§ **YOUR ASSIGNMENT**:
Give the listing below again in full, exactly as written.

§ **SOURCE DATA**:
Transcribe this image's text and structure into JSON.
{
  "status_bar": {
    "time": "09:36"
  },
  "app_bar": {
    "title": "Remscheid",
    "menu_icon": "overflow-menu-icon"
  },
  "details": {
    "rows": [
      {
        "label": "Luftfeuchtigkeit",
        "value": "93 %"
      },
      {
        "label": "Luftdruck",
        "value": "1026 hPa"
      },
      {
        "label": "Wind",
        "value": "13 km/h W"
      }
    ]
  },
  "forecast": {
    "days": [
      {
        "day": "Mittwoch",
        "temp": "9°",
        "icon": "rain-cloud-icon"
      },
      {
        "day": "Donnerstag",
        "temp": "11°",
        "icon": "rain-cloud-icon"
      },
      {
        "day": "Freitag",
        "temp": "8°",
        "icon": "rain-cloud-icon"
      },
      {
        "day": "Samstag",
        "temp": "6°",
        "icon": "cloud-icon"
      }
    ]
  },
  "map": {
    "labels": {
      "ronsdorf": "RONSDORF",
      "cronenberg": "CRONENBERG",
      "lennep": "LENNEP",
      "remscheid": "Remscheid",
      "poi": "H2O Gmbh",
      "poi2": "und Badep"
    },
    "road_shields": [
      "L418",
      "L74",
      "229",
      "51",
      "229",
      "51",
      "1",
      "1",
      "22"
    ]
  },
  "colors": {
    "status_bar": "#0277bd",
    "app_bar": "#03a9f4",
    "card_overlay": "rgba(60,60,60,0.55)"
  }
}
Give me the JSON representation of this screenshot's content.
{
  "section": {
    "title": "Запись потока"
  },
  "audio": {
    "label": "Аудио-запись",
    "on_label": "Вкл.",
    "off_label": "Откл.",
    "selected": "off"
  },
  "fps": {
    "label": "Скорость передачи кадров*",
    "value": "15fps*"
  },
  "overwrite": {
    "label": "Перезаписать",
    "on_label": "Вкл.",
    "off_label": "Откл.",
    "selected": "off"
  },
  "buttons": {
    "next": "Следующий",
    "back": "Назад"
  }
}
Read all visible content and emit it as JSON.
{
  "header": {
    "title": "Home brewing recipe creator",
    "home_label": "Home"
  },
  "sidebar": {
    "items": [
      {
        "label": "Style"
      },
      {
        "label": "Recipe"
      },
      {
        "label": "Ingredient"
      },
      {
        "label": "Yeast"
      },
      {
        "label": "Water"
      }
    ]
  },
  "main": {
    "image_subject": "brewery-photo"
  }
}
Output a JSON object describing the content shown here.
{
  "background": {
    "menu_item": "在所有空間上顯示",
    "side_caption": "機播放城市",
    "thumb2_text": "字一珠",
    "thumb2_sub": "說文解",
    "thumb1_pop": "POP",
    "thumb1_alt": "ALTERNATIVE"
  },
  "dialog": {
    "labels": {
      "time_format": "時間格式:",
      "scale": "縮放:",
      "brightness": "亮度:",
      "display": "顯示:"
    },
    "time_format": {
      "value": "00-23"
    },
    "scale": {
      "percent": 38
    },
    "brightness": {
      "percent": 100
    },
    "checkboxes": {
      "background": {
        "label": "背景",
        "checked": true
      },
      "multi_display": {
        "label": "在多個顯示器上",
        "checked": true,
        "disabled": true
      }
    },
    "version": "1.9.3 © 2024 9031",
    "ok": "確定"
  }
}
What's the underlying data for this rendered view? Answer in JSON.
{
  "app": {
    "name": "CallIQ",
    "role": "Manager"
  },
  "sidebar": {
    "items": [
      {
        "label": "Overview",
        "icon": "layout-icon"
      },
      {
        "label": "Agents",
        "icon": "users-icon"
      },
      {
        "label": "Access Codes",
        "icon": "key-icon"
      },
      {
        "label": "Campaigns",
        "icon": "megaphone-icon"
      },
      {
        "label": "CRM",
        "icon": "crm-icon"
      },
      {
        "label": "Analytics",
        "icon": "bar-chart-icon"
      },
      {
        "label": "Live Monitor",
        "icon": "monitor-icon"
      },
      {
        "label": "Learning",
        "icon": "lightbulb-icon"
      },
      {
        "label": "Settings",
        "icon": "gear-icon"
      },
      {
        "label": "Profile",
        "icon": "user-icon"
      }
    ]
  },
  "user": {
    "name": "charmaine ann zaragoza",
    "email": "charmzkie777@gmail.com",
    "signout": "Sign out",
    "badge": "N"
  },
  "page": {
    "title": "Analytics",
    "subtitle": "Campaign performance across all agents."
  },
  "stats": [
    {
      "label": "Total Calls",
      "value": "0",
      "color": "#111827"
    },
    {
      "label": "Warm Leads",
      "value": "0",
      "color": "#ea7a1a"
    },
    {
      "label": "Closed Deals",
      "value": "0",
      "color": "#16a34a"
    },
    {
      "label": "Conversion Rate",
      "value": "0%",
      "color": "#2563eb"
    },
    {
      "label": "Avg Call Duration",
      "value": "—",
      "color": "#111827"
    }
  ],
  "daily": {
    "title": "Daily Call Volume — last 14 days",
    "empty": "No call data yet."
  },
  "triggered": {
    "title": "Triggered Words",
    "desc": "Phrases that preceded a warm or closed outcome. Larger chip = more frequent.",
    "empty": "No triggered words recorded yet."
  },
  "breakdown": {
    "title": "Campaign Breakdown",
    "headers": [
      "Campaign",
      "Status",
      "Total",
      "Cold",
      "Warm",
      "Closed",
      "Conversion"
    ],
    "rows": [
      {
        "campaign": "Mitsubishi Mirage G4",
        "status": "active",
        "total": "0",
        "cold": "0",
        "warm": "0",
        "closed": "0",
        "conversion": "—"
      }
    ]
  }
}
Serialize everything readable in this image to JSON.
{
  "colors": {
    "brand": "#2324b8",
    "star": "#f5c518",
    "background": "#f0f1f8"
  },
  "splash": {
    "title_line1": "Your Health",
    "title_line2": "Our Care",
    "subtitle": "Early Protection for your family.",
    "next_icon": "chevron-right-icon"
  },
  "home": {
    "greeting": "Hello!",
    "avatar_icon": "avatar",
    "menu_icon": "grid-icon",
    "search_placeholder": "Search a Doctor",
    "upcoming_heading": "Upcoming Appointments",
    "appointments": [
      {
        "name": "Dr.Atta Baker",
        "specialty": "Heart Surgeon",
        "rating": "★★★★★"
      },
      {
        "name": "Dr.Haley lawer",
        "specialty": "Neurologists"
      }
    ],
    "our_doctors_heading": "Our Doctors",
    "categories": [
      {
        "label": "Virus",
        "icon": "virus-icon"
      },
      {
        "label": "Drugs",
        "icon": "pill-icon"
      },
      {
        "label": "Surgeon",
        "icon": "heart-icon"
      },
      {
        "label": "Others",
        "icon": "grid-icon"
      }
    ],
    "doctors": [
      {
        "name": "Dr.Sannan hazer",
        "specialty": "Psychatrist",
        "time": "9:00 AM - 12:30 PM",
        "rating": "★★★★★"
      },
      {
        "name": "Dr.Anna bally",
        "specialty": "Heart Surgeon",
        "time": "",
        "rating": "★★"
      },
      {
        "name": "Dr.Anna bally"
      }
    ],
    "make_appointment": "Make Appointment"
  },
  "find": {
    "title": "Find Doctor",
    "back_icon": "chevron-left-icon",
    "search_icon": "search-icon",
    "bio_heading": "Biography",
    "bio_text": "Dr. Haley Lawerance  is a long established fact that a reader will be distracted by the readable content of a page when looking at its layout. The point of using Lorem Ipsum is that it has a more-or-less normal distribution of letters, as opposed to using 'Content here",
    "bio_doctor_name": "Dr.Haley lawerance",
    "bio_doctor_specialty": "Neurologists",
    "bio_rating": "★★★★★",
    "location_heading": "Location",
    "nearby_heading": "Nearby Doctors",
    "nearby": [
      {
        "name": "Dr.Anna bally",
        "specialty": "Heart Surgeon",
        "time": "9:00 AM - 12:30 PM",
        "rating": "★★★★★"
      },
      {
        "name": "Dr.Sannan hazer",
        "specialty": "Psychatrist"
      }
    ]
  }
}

§ **ANSWER TO THIS EXERCISE**:
Transcribe this image's text and structure into JSON.
{
  "status_bar": {
    "time": "09:36"
  },
  "app_bar": {
    "title": "Remscheid",
    "menu_icon": "overflow-menu-icon"
  },
  "details": {
    "rows": [
      {
        "label": "Luftfeuchtigkeit",
        "value": "93 %"
      },
      {
        "label": "Luftdruck",
        "value": "1026 hPa"
      },
      {
        "label": "Wind",
        "value": "13 km/h W"
      }
    ]
  },
  "forecast": {
    "days": [
      {
        "day": "Mittwoch",
        "temp": "9°",
        "icon": "rain-cloud-icon"
      },
      {
        "day": "Donnerstag",
        "temp": "11°",
        "icon": "rain-cloud-icon"
      },
      {
        "day": "Freitag",
        "temp": "8°",
        "icon": "rain-cloud-icon"
      },
      {
        "day": "Samstag",
        "temp": "6°",
        "icon": "cloud-icon"
      }
    ]
  },
  "map": {
    "labels": {
      "ronsdorf": "RONSDORF",
      "cronenberg": "CRONENBERG",
      "lennep": "LENNEP",
      "remscheid": "Remscheid",
      "poi": "H2O Gmbh",
      "poi2": "und Badep"
    },
    "road_shields": [
      "L418",
      "L74",
      "229",
      "51",
      "229",
      "51",
      "1",
      "1",
      "22"
    ]
  },
  "colors": {
    "status_bar": "#0277bd",
    "app_bar": "#03a9f4",
    "card_overlay": "rgba(60,60,60,0.55)"
  }
}
Give me the JSON representation of this screenshot's content.
{
  "section": {
    "title": "Запись потока"
  },
  "audio": {
    "label": "Аудио-запись",
    "on_label": "Вкл.",
    "off_label": "Откл.",
    "selected": "off"
  },
  "fps": {
    "label": "Скорость передачи кадров*",
    "value": "15fps*"
  },
  "overwrite": {
    "label": "Перезаписать",
    "on_label": "Вкл.",
    "off_label": "Откл.",
    "selected": "off"
  },
  "buttons": {
    "next": "Следующий",
    "back": "Назад"
  }
}
Read all visible content and emit it as JSON.
{
  "header": {
    "title": "Home brewing recipe creator",
    "home_label": "Home"
  },
  "sidebar": {
    "items": [
      {
        "label": "Style"
      },
      {
        "label": "Recipe"
      },
      {
        "label": "Ingredient"
      },
      {
        "label": "Yeast"
      },
      {
        "label": "Water"
      }
    ]
  },
  "main": {
    "image_subject": "brewery-photo"
  }
}
Output a JSON object describing the content shown here.
{
  "background": {
    "menu_item": "在所有空間上顯示",
    "side_caption": "機播放城市",
    "thumb2_text": "字一珠",
    "thumb2_sub": "說文解",
    "thumb1_pop": "POP",
    "thumb1_alt": "ALTERNATIVE"
  },
  "dialog": {
    "labels": {
      "time_format": "時間格式:",
      "scale": "縮放:",
      "brightness": "亮度:",
      "display": "顯示:"
    },
    "time_format": {
      "value": "00-23"
    },
    "scale": {
      "percent": 38
    },
    "brightness": {
      "percent": 100
    },
    "checkboxes": {
      "background": {
        "label": "背景",
        "checked": true
      },
      "multi_display": {
        "label": "在多個顯示器上",
        "checked": true,
        "disabled": true
      }
    },
    "version": "1.9.3 © 2024 9031",
    "ok": "確定"
  }
}
What's the underlying data for this rendered view? Answer in JSON.
{
  "app": {
    "name": "CallIQ",
    "role": "Manager"
  },
  "sidebar": {
    "items": [
      {
        "label": "Overview",
        "icon": "layout-icon"
      },
      {
        "label": "Agents",
        "icon": "users-icon"
      },
      {
        "label": "Access Codes",
        "icon": "key-icon"
      },
      {
        "label": "Campaigns",
        "icon": "megaphone-icon"
      },
      {
        "label": "CRM",
        "icon": "crm-icon"
      },
      {
        "label": "Analytics",
        "icon": "bar-chart-icon"
      },
      {
        "label": "Live Monitor",
        "icon": "monitor-icon"
      },
      {
        "label": "Learning",
        "icon": "lightbulb-icon"
      },
      {
        "label": "Settings",
        "icon": "gear-icon"
      },
      {
        "label": "Profile",
        "icon": "user-icon"
      }
    ]
  },
  "user": {
    "name": "charmaine ann zaragoza",
    "email": "charmzkie777@gmail.com",
    "signout": "Sign out",
    "badge": "N"
  },
  "page": {
    "title": "Analytics",
    "subtitle": "Campaign performance across all agents."
  },
  "stats": [
    {
      "label": "Total Calls",
      "value": "0",
      "color": "#111827"
    },
    {
      "label": "Warm Leads",
      "value": "0",
      "color": "#ea7a1a"
    },
    {
      "label": "Closed Deals",
      "value": "0",
      "color": "#16a34a"
    },
    {
      "label": "Conversion Rate",
      "value": "0%",
      "color": "#2563eb"
    },
    {
      "label": "Avg Call Duration",
      "value": "—",
      "color": "#111827"
    }
  ],
  "daily": {
    "title": "Daily Call Volume — last 14 days",
    "empty": "No call data yet."
  },
  "triggered": {
    "title": "Triggered Words",
    "desc": "Phrases that preceded a warm or closed outcome. Larger chip = more frequent.",
    "empty": "No triggered words recorded yet."
  },
  "breakdown": {
    "title": "Campaign Breakdown",
    "headers": [
      "Campaign",
      "Status",
      "Total",
      "Cold",
      "Warm",
      "Closed",
      "Conversion"
    ],
    "rows": [
      {
        "campaign": "Mitsubishi Mirage G4",
        "status": "active",
        "total": "0",
        "cold": "0",
        "warm": "0",
        "closed": "0",
        "conversion": "—"
      }
    ]
  }
}
Serialize everything readable in this image to JSON.
{
  "colors": {
    "brand": "#2324b8",
    "star": "#f5c518",
    "background": "#f0f1f8"
  },
  "splash": {
    "title_line1": "Your Health",
    "title_line2": "Our Care",
    "subtitle": "Early Protection for your family.",
    "next_icon": "chevron-right-icon"
  },
  "home": {
    "greeting": "Hello!",
    "avatar_icon": "avatar",
    "menu_icon": "grid-icon",
    "search_placeholder": "Search a Doctor",
    "upcoming_heading": "Upcoming Appointments",
    "appointments": [
      {
        "name": "Dr.Atta Baker",
        "specialty": "Heart Surgeon",
        "rating": "★★★★★"
      },
      {
        "name": "Dr.Haley lawer",
        "specialty": "Neurologists"
      }
    ],
    "our_doctors_heading": "Our Doctors",
    "categories": [
      {
        "label": "Virus",
        "icon": "virus-icon"
      },
      {
        "label": "Drugs",
        "icon": "pill-icon"
      },
      {
        "label": "Surgeon",
        "icon": "heart-icon"
      },
      {
        "label": "Others",
        "icon": "grid-icon"
      }
    ],
    "doctors": [
      {
        "name": "Dr.Sannan hazer",
        "specialty": "Psychatrist",
        "time": "9:00 AM - 12:30 PM",
        "rating": "★★★★★"
      },
      {
        "name": "Dr.Anna bally",
        "specialty": "Heart Surgeon",
        "time": "",
        "rating": "★★"
      },
      {
        "name": "Dr.Anna bally"
      }
    ],
    "make_appointment": "Make Appointment"
  },
  "find": {
    "title": "Find Doctor",
    "back_icon": "chevron-left-icon",
    "search_icon": "search-icon",
    "bio_heading": "Biography",
    "bio_text": "Dr. Haley Lawerance  is a long established fact that a reader will be distracted by the readable content of a page when looking at its layout. The point of using Lorem Ipsum is that it has a more-or-less normal distribution of letters, as opposed to using 'Content here",
    "bio_doctor_name": "Dr.Haley lawerance",
    "bio_doctor_specialty": "Neurologists",
    "bio_rating": "★★★★★",
    "location_heading": "Location",
    "nearby_heading": "Nearby Doctors",
    "nearby": [
      {
        "name": "Dr.Anna bally",
        "specialty": "Heart Surgeon",
        "time": "9:00 AM - 12:30 PM",
        "rating": "★★★★★"
      },
      {
        "name": "Dr.Sannan hazer",
        "specialty": "Psychatrist"
      }
    ]
  }
}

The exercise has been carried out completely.